U.S. Supreme Court
Kewanee Oil Co. v. Bicron Corp., 416 U.S. 470 (1974)
Kewanee Oil Co. v. Bicron Corp.
Argued January 9, 1974
Decided May 13, 1974
416 U.S. 470
Harshaw Chemical Co., an unincorporated division of petitioner, over a period of years, developed certain processes in the growth and encapsulation of synthetic crystals and purification of raw materials, some of which processes were considered to be trade secrets; it eventually succeeded for the first time in growing a 17-inch crystal of a type useful in the detection of ionizing radiation. The individual respondents, former employees of Harshaw who. while working there. had signed agreements not to disclose trade secrets obtained as employees, formed or later joined respondent Bicron Corp., which competed with Harshaw in producing crystals; Bicron, soon after its formation, also grew a 17-inch crystal. Petitioner brought this diversity action seeking injunctive relief and damages for misappropriation of trade secrets. The District Court, applying Ohio trade secret law, granted a permanent injunction. The Court of Appeals reversed on the ground that Ohio's trade secret law conflicted with the federal patent laws.
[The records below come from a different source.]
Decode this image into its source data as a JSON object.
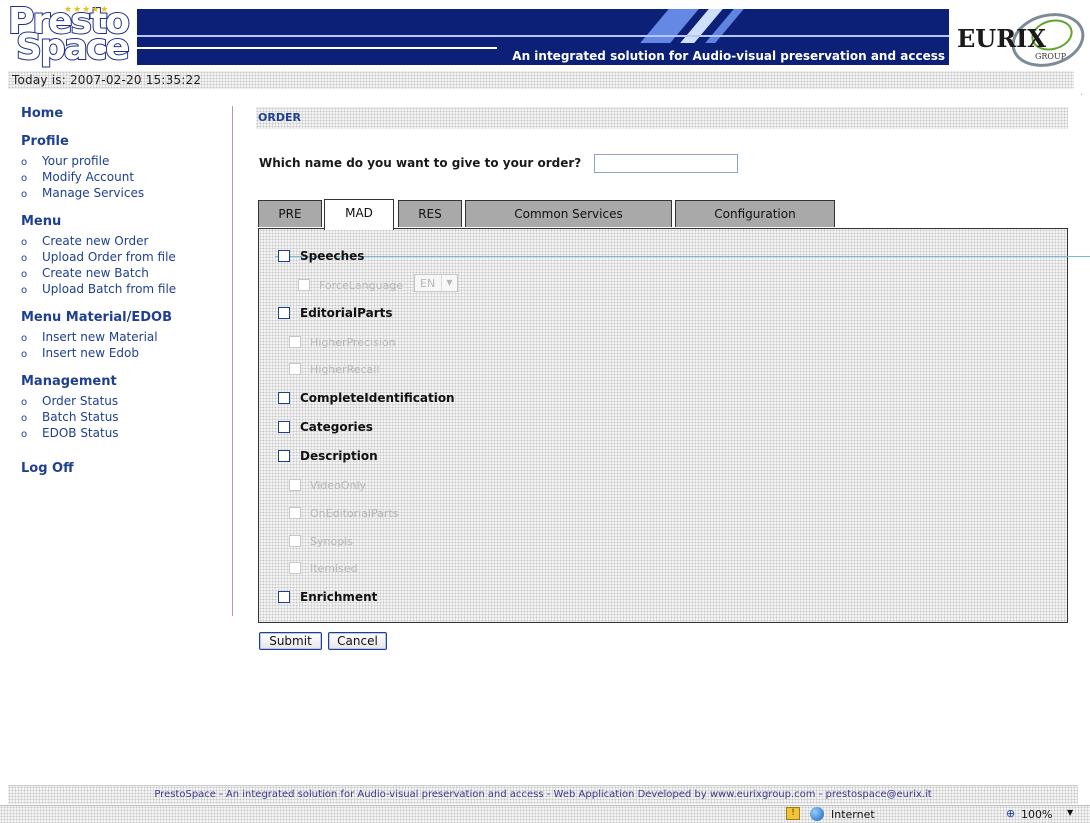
{
  "header": {
    "logo_line1": "Presto",
    "logo_line2": "Space",
    "tagline": "An integrated solution for Audio-visual preservation and access",
    "partner_logo": "EURIX",
    "partner_sub": "GROUP"
  },
  "date_text": "Today is: 2007-02-20 15:35:22",
  "sidebar": {
    "home": "Home",
    "sections": [
      {
        "title": "Profile",
        "items": [
          "Your profile",
          "Modify Account",
          "Manage Services"
        ]
      },
      {
        "title": "Menu",
        "items": [
          "Create new Order",
          "Upload Order from file",
          "Create new Batch",
          "Upload Batch from file"
        ]
      },
      {
        "title": "Menu Material/EDOB",
        "items": [
          "Insert new Material",
          "Insert new Edob"
        ]
      },
      {
        "title": "Management",
        "items": [
          "Order Status",
          "Batch Status",
          "EDOB Status"
        ]
      }
    ],
    "logoff": "Log Off",
    "bullet": "o"
  },
  "main": {
    "section_title": "ORDER",
    "order_name_label": "Which name do you want to give to your order?",
    "order_name_value": "",
    "tabs": [
      {
        "label": "PRE",
        "active": false
      },
      {
        "label": "MAD",
        "active": true
      },
      {
        "label": "RES",
        "active": false
      },
      {
        "label": "Common Services",
        "active": false
      },
      {
        "label": "Configuration",
        "active": false
      }
    ],
    "options": {
      "speeches": "Speeches",
      "force_language": "ForceLanguage",
      "language_value": "EN",
      "editorial_parts": "EditorialParts",
      "higher_precision": "HigherPrecision",
      "higher_recall": "HigherRecall",
      "complete_identification": "CompleteIdentification",
      "categories": "Categories",
      "description": "Description",
      "video_only": "VideoOnly",
      "on_editorial_parts": "OnEditorialParts",
      "synopis": "Synopis",
      "itemised": "Itemised",
      "enrichment": "Enrichment"
    },
    "submit": "Submit",
    "cancel": "Cancel"
  },
  "footer": "PrestoSpace - An integrated solution for Audio-visual preservation and access - Web Application Developed by www.eurixgroup.com - prestospace@eurix.it",
  "statusbar": {
    "zone": "Internet",
    "zoom": "100%"
  },
  "colors": {
    "banner": "#0d2077",
    "link": "#1f3f91",
    "tab_inactive": "#a9a9a9"
  }
}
Held: Ohio's trade secret law is not preempted by the federal patent laws. Pp. 416 U. S. 474-493.
(a) The States are not forbidden to protect the kinds of intellectual property that may make up the subject matter of trade secrets; just as the States may exercise regulatory power over writings, Goldstein v. California, 412 U. S. 546, so may they regulate with respect to discoveries, the only limitation being that regulation in the area of patents and copyrights must not conflict with the operation of federal laws in this area. Pp. 416 U. S. 478-479.
(b) Abolition of trade secret protection would not result in increased disclosure to the public of discoveries in the area of nonpatentable subject matter, and the public would not be benefited by disclosure of such discoveries. Pp. 416 U. S. 482 483.
(c) The federal patent policy of encouraging invention is not disturbed by the existence of another form of incentive to invention such as trade secret protection, and, in this respect, the two systems are not in conflict. P. 416 U. S. 484.
(d) Nor is the patent policy that matter once in the public domain must remain there incompatible with the existence of trade secret protection. P. 416 U. S. 484. chanroblesvirtualawlibrary
(e) Nor is there any conflict between trade secret law and the patent policy of disclosure whether a trade secret concerning patentable subject matter is in the category of discovery which is (1) clearly unpatentable, (2) doubtfully patentable, or (3) clearly patentable. As to the first category, the patent alternative is not available, and trade secret law will encourage invention and prompt the innovator to proceed with the discovery and exploitation of his invention, and to license others to exploit secret processes. As to the second category, the risk and cost of eventual patent invalidity may impel the inventor not to seek patent protection regardless of the existence of trade secret law, and the encouragement by the elimination of trade secret protection of patent applications by some with doubtfully patentable inventions is likely to have a deleterious effect on society and patent policy. As to the third category, trade secret law, which affords weaker protection than the patent laws, presents no reasonable risk of deterrence from patent application. Pp. 416 U. S. 484-491.
(f) There being no real possibility that trade secret law will conflict with federal patent policy, partial preemption as to clearly patentable inventions would not be appropriate, and could well unnecessarily burden administration of trade secret law by States. Pp. 416 U. S. 491-492.
478 F.2d 1074, reversed and remanded for reinstatement of District Court Judgment.
BURGER, C.J.,delivered the opinion of the Court, in which STEWART, WHITE, BLACKMUN, and REHNQUIST, JJ., joined. MARSHALL, J., filed an opinion concurring in the result, post, p. 416 U. S. 493. DOUGLAS, J., filed a dissenting opinion, in which BRENNAN, .J., joined, post, p. 416 U. S. 495. POWELL, J., took no part in the decision of the case. chanroblesvirtualawlibrary